Items from a dataset:
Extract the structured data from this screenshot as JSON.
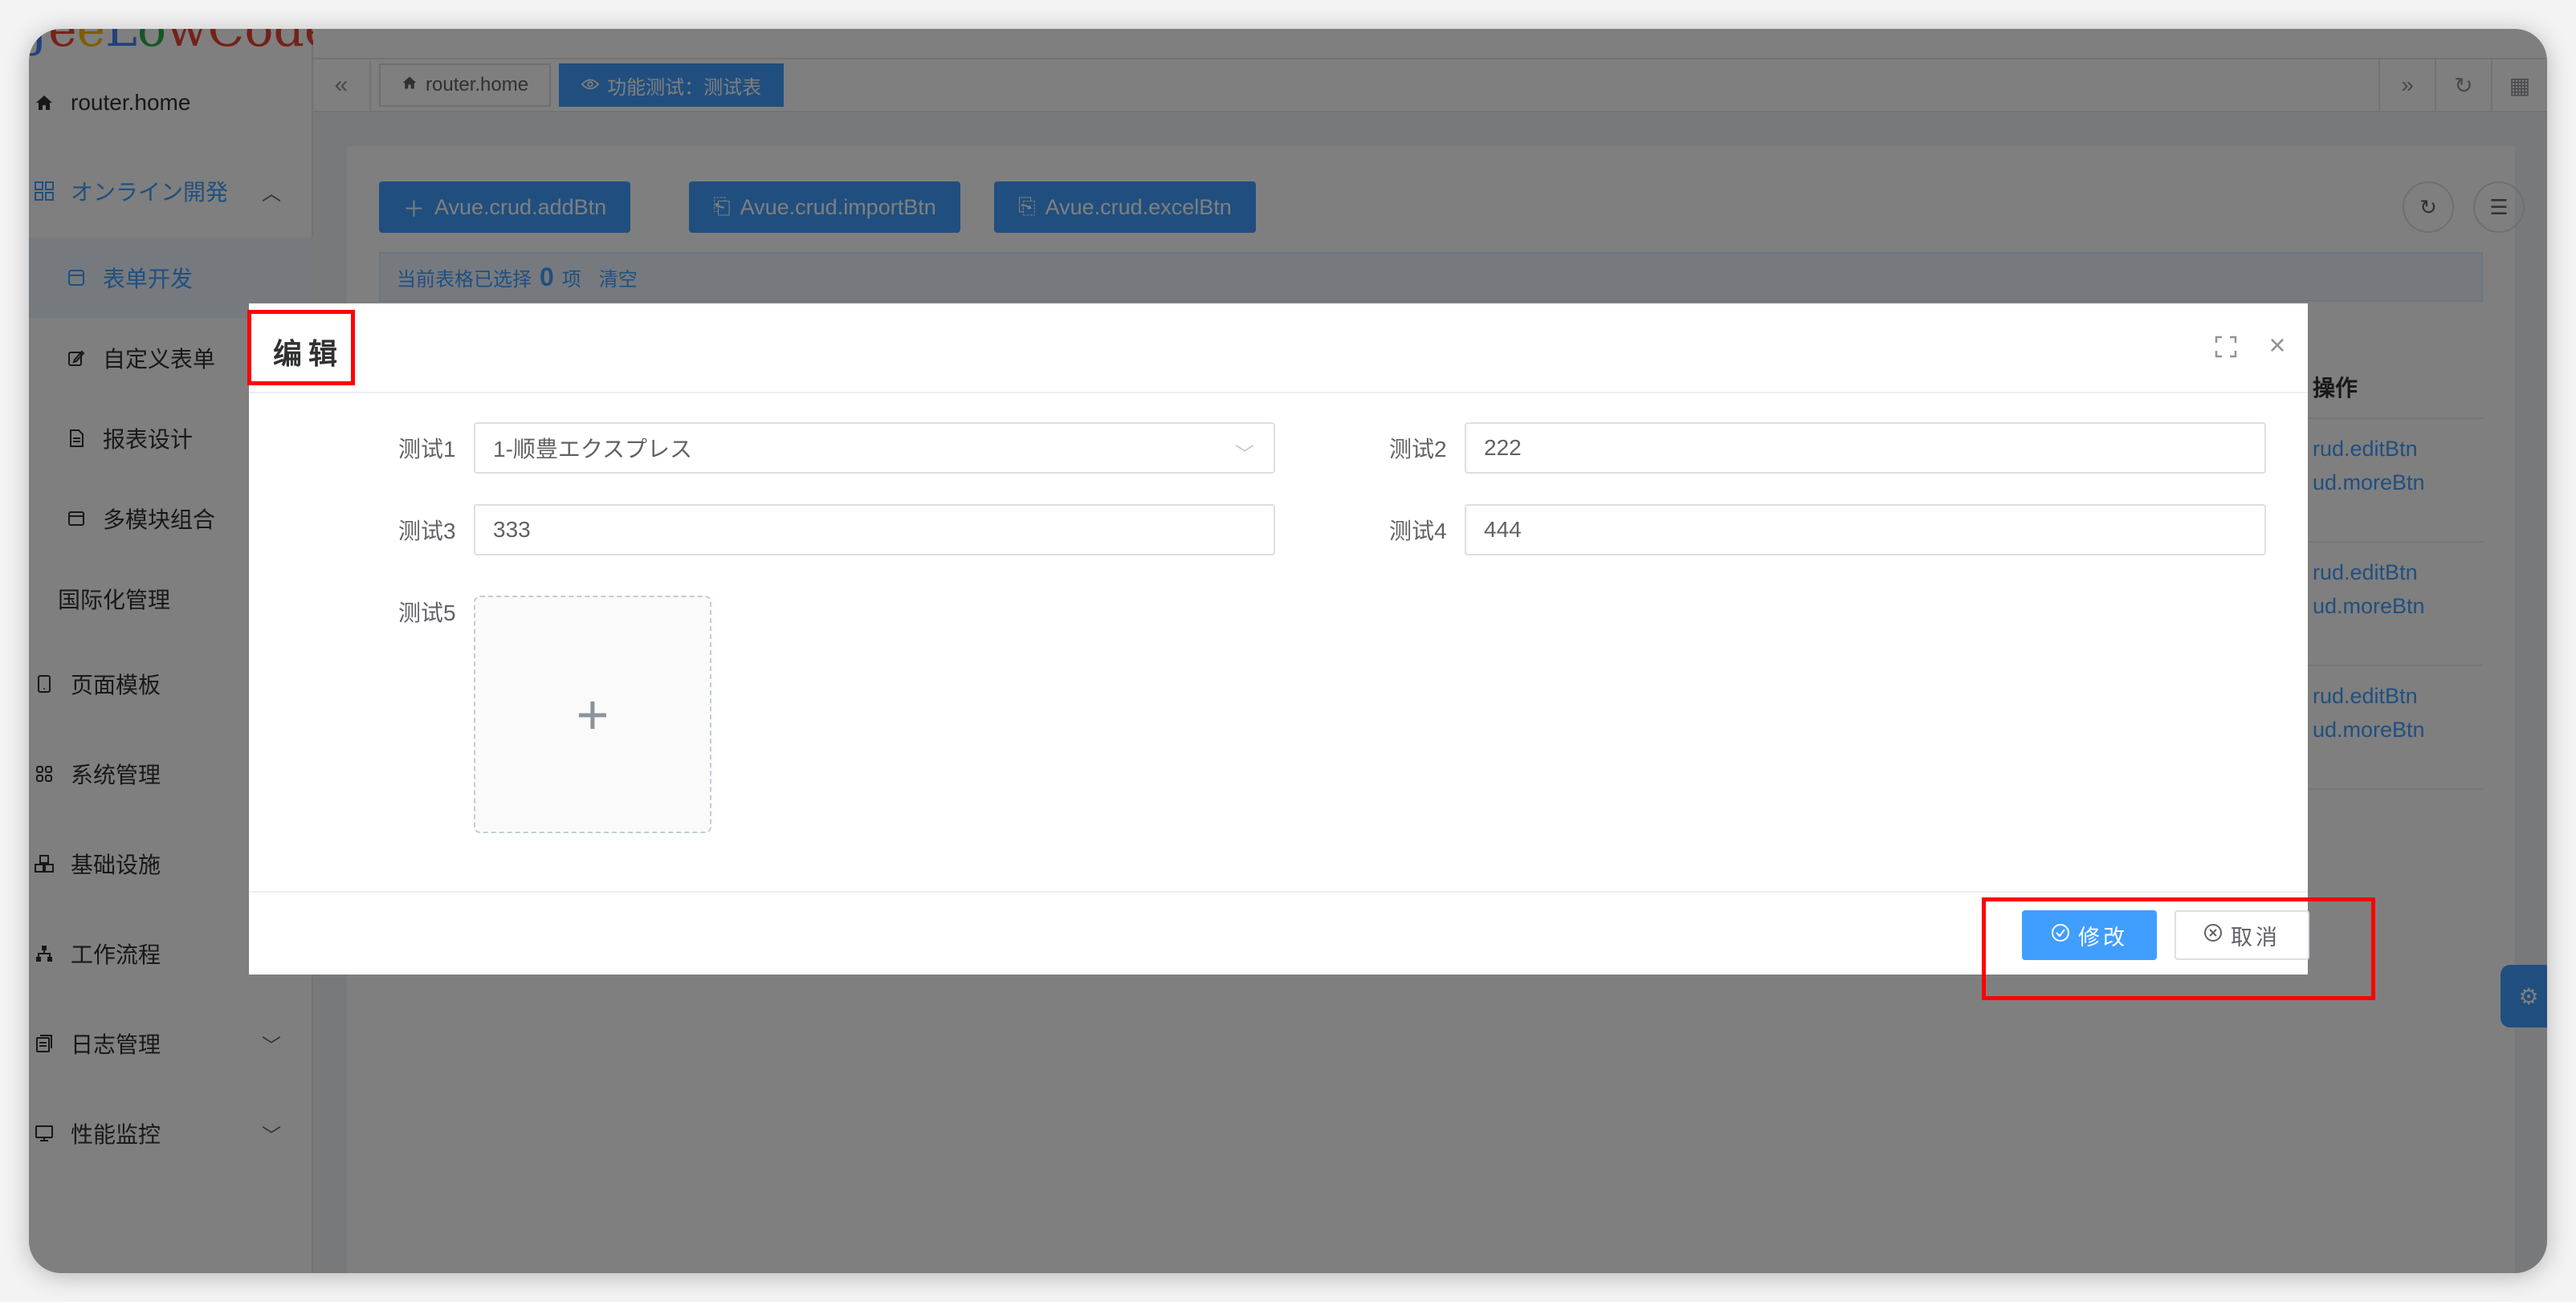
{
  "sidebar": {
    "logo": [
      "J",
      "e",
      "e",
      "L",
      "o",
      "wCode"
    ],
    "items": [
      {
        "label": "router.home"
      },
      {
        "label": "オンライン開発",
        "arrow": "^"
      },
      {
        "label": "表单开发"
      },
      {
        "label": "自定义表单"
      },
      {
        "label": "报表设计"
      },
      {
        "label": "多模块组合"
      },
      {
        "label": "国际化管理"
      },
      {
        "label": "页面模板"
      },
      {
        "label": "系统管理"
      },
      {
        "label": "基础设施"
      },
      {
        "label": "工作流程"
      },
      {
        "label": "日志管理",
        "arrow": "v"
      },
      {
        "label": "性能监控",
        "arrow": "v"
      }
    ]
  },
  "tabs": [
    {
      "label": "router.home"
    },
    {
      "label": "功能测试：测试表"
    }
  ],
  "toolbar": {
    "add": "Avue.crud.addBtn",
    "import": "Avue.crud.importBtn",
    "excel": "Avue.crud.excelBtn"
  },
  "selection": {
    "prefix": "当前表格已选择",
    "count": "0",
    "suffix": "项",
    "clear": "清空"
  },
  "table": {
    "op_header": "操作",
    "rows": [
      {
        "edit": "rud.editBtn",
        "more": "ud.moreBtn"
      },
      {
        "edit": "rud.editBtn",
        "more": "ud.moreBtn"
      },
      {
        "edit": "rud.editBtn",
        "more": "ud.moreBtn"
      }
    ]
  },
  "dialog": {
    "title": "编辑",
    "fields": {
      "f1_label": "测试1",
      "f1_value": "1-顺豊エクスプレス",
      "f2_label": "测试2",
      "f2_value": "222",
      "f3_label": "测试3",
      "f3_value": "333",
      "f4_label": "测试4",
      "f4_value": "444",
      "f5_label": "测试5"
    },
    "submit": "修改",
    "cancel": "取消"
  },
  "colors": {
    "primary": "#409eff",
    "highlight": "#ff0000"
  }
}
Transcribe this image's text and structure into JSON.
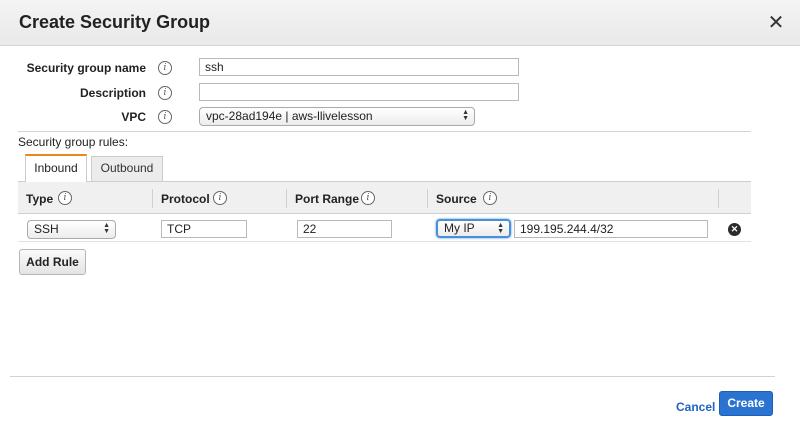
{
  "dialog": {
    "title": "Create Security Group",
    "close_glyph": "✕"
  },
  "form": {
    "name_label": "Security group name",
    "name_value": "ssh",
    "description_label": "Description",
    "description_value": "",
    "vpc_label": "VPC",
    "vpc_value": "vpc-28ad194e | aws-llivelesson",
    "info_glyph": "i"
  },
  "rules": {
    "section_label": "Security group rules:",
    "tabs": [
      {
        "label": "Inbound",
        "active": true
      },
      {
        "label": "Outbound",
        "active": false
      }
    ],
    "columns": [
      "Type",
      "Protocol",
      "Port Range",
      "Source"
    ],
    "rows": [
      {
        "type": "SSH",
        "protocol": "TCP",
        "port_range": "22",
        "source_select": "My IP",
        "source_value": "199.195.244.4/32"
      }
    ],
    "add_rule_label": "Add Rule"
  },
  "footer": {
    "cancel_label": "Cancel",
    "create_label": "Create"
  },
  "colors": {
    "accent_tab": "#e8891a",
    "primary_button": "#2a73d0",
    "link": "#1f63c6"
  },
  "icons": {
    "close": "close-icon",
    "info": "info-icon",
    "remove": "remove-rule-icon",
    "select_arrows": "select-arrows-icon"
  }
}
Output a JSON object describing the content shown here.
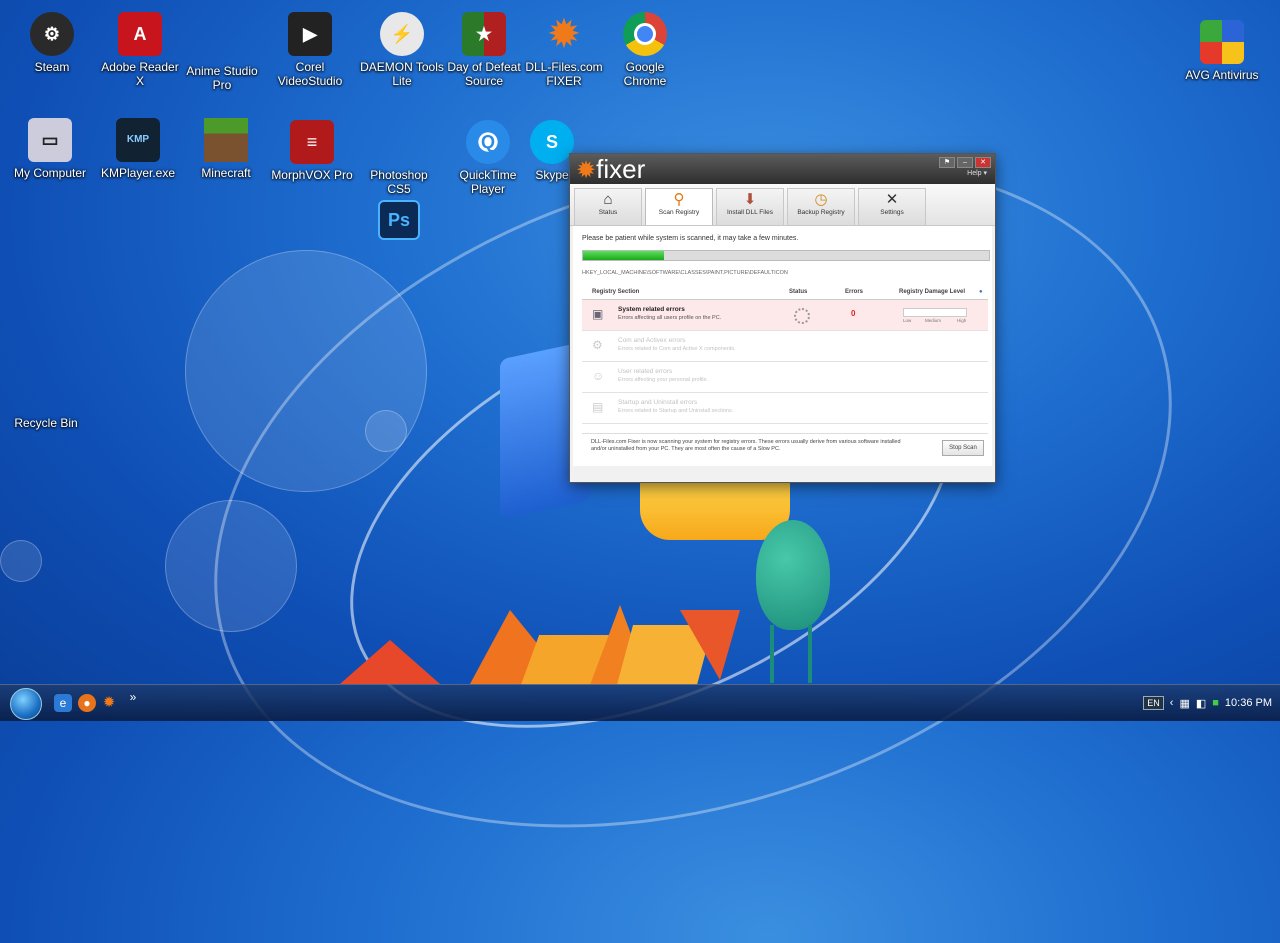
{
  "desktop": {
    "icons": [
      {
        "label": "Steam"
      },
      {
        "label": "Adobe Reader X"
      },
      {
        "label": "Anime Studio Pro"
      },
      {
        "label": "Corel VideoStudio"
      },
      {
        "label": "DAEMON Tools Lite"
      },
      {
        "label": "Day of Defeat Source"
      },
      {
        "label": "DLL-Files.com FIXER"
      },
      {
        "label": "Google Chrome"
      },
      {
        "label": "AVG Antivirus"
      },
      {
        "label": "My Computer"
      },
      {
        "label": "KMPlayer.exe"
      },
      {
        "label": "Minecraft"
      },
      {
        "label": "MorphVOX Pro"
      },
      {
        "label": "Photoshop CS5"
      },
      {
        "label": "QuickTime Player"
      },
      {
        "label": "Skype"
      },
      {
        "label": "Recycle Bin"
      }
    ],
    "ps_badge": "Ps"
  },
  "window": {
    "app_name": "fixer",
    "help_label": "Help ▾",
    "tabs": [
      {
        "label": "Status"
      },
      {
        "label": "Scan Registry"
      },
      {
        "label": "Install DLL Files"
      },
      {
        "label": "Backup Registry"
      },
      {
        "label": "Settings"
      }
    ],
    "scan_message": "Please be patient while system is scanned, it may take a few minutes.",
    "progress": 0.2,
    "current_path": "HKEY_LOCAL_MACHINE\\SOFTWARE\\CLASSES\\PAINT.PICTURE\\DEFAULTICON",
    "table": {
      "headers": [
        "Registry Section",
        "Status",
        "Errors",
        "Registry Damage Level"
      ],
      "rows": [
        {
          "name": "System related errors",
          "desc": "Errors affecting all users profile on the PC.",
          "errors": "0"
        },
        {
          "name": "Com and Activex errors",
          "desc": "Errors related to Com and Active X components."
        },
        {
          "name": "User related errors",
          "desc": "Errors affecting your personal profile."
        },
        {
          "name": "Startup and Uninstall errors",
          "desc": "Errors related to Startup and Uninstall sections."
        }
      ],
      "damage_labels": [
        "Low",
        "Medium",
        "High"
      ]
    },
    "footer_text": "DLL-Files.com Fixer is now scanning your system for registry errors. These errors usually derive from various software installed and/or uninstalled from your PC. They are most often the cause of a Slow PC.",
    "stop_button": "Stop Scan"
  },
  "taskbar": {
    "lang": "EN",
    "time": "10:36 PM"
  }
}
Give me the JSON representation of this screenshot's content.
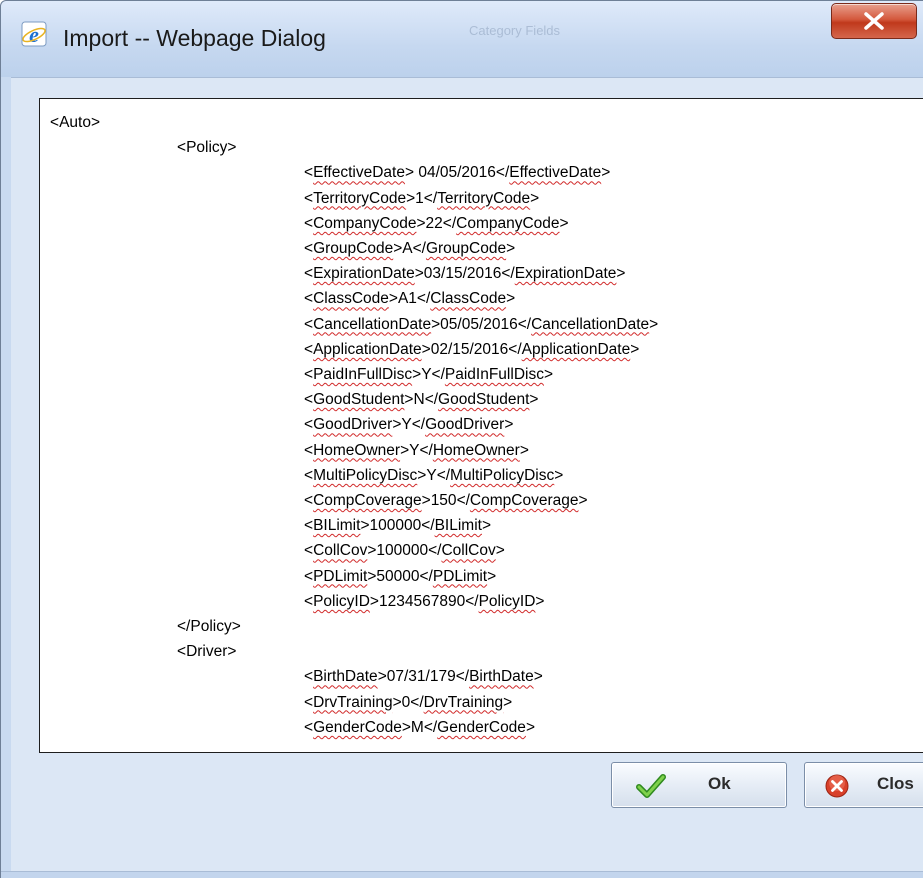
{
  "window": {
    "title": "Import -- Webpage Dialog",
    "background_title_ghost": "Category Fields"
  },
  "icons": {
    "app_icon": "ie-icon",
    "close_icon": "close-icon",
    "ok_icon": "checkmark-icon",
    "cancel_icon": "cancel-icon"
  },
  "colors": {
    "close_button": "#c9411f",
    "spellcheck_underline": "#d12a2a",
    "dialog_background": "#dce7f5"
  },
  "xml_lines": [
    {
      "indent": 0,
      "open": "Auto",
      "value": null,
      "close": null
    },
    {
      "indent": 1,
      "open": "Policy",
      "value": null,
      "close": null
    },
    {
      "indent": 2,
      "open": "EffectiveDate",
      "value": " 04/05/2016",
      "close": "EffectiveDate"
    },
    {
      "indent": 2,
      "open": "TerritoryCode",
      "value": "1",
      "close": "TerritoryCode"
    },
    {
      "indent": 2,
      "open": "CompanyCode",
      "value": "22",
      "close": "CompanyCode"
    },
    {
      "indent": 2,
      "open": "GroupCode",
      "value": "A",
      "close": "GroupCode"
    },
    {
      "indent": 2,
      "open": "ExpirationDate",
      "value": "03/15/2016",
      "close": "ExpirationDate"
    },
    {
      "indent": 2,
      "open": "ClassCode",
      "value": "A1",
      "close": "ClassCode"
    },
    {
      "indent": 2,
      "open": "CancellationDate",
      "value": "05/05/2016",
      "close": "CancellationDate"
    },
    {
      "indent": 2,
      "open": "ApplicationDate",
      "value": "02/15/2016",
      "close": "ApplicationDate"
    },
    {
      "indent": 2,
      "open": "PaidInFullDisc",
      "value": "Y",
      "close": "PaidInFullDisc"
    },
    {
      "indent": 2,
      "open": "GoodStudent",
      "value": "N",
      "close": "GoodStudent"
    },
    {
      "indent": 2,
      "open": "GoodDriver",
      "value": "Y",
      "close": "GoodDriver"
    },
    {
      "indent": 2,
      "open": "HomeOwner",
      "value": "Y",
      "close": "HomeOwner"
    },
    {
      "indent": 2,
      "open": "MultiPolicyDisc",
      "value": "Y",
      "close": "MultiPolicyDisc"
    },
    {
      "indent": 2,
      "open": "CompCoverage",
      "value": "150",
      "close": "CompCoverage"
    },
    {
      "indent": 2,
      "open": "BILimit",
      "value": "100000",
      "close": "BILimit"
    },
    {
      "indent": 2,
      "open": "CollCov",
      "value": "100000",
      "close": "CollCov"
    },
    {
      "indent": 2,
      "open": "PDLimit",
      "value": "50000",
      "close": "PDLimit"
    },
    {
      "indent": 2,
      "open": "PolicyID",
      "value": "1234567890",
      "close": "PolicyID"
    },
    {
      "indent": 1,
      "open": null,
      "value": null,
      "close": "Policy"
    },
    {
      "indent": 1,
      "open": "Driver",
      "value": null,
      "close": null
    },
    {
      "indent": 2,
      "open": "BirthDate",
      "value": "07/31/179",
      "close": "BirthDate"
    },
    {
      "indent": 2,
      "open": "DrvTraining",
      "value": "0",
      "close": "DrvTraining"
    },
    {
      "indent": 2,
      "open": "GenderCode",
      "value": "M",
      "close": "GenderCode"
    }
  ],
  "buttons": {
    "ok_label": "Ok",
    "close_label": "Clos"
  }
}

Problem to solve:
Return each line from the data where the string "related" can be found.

Answer box:
          "name": "System related errors",
          "desc": "Errors related to Com and Active X components."
          "name": "User related errors",
          "desc": "Errors related to Startup and Uninstall sections."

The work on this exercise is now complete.